Some state bar applicants are outraged over the release. 

“Examinees are reeling over this news,” said applicant Larisa Buchanan. "It creates an environment of uncertainty and questioning and we don't trust the process any more.

You are broadly studying every point of law within 13 subjects, but people given the key to the universe only have to study five." 

The email to applicants (seen below) was signed by the state bar’s Chief of Programs Donna S. Hershkowitz and goes on to say that out of an abundance of caution and fairness they were providing the same information to everyone preparing to take the exam.  

Credit: The State Bar of California

The timeline of what happened according to the bar is this: On Thursday, an email was sent to deans of California law schools, it contained the five topics that will be the focus of this week's exam. The bar says it realized the mistake Saturday and released the topics to everyone ahead of Wednesday's exam. 

Buchanan is an out-of-state applicant and says some in-state student may have received a two-day head start on studying. 

"This is something where we cut out family, friends, kids - you're sequestered studying," she said. "To have it cut from 13 to five is like literally the key to the Cal bar universe." 

The bar explained why the email with topic went out issuing the following statement: 

“On Saturday, July 27, we became aware that the State Bar inadvertently prematurely provided deans of several California law schools a list of the general subject matter topics contained in the July 2019 California Bar Examination essay questions and performance test. This was in a routine invitation to observe a grading session – the invitation typically goes out after the completion of the exam. The release occurred on Thursday, July 25; the exam takes place July 30 and 31. We have no evidence the information was shared with students. However, out of an abundance of caution and fairness, and in an attempt to level the playing field should any applicants have had access to the information contained in the memo, on Saturday evening, we emailed the same information, verbatim, to all those preparing to take the examination. We apologize for the error. We will post answers to frequent questions from applicants in the Admissions section of the website as soon as possible.” 

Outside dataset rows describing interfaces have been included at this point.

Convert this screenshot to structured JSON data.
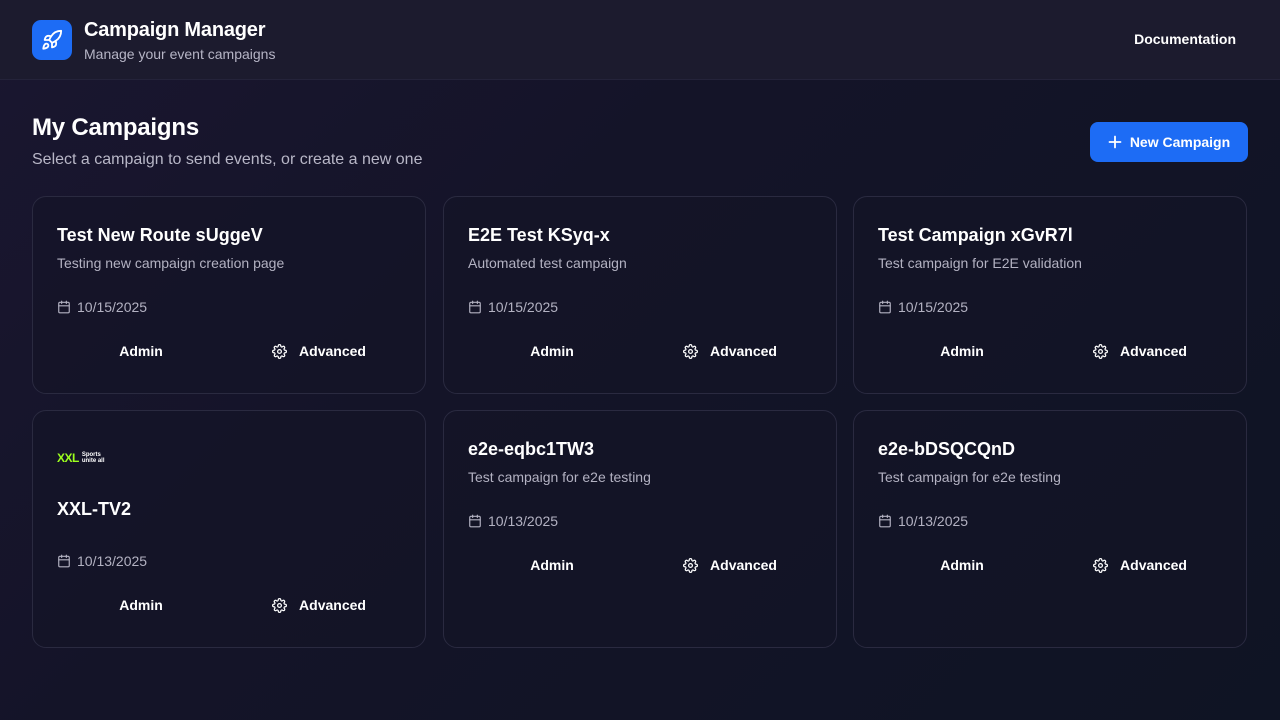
{
  "header": {
    "app_title": "Campaign Manager",
    "app_subtitle": "Manage your event campaigns",
    "logo_icon": "rocket-icon",
    "documentation_label": "Documentation"
  },
  "main": {
    "title": "My Campaigns",
    "subtitle": "Select a campaign to send events, or create a new one",
    "new_campaign_label": "New Campaign"
  },
  "campaigns": [
    {
      "title": "Test New Route sUggeV",
      "description": "Testing new campaign creation page",
      "date": "10/15/2025",
      "admin_label": "Admin",
      "advanced_label": "Advanced"
    },
    {
      "title": "E2E Test KSyq-x",
      "description": "Automated test campaign",
      "date": "10/15/2025",
      "admin_label": "Admin",
      "advanced_label": "Advanced"
    },
    {
      "title": "Test Campaign xGvR7l",
      "description": "Test campaign for E2E validation",
      "date": "10/15/2025",
      "admin_label": "Admin",
      "advanced_label": "Advanced"
    },
    {
      "title": "XXL-TV2",
      "logo_text": "XXL",
      "logo_tagline_1": "Sports",
      "logo_tagline_2": "unite all",
      "date": "10/13/2025",
      "admin_label": "Admin",
      "advanced_label": "Advanced"
    },
    {
      "title": "e2e-eqbc1TW3",
      "description": "Test campaign for e2e testing",
      "date": "10/13/2025",
      "admin_label": "Admin",
      "advanced_label": "Advanced"
    },
    {
      "title": "e2e-bDSQCQnD",
      "description": "Test campaign for e2e testing",
      "date": "10/13/2025",
      "admin_label": "Admin",
      "advanced_label": "Advanced"
    }
  ],
  "colors": {
    "accent": "#1d6cf5",
    "brand_green": "#9cff1e",
    "background": "#141428"
  }
}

The California bar exam is regarded as one of the toughest tests in the nation. Last February, less than 28% of applicants passed - a record low. Buchanan said she wonder if some are trying to get the upper hand. 

"I think we need a comprehensive investigation into Cal bar practices," she said. 

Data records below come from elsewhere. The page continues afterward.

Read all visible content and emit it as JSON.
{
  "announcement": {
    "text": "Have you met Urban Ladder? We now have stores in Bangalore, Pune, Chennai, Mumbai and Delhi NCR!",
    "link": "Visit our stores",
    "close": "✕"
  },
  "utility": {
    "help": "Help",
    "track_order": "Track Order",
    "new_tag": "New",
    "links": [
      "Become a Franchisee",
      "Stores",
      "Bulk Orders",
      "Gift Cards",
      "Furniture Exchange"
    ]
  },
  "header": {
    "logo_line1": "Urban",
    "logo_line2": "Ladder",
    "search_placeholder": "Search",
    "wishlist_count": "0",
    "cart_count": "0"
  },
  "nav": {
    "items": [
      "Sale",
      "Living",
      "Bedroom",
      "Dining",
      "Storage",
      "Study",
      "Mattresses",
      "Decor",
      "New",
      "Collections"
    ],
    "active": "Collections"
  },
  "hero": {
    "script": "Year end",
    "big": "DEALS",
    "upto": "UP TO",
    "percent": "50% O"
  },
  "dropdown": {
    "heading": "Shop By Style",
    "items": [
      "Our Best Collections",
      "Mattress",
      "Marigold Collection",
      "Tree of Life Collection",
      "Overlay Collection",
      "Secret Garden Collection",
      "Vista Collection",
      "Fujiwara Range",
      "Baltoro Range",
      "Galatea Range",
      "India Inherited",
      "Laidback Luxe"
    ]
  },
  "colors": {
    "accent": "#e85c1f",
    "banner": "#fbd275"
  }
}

The state bar says it sent all applicants verbatim what was sent to the deans and there are no plans to cancel or postpone the exam.

"I don't think you can postpone it. I don't think you can cancel it," said Buchanan. "I think a remedy is to give money back perhaps for taking and registering for the the exam." 

It is $883 to register and take the exam. Prep companies charge between $5,000 - $12,000. Buchanan says she spent $20,000 on a private tutor.

Several entities also spoke out about the leak. Tammi Rice, Vice President of Kaplan Bar Review released the following statement with advice for bar applicants.  

“This leak represents an unprecedented situation for a widely taken bar exam and while there are still questions to be answered about how this happened, right now students’ only concern should be their final days of review. The good news for exam takers is that it eliminates about a dozen possible essay topics, so they know exactly which essay topics to focus on and which to ignore in their last days of preparation. This gives them the opportunity to hone their skills in the lead up to Test Day. We advise students to remain focused on their prep and to not let this throw them off their game. For all the students who have been studying hard for the bar exam: they’ve got this.”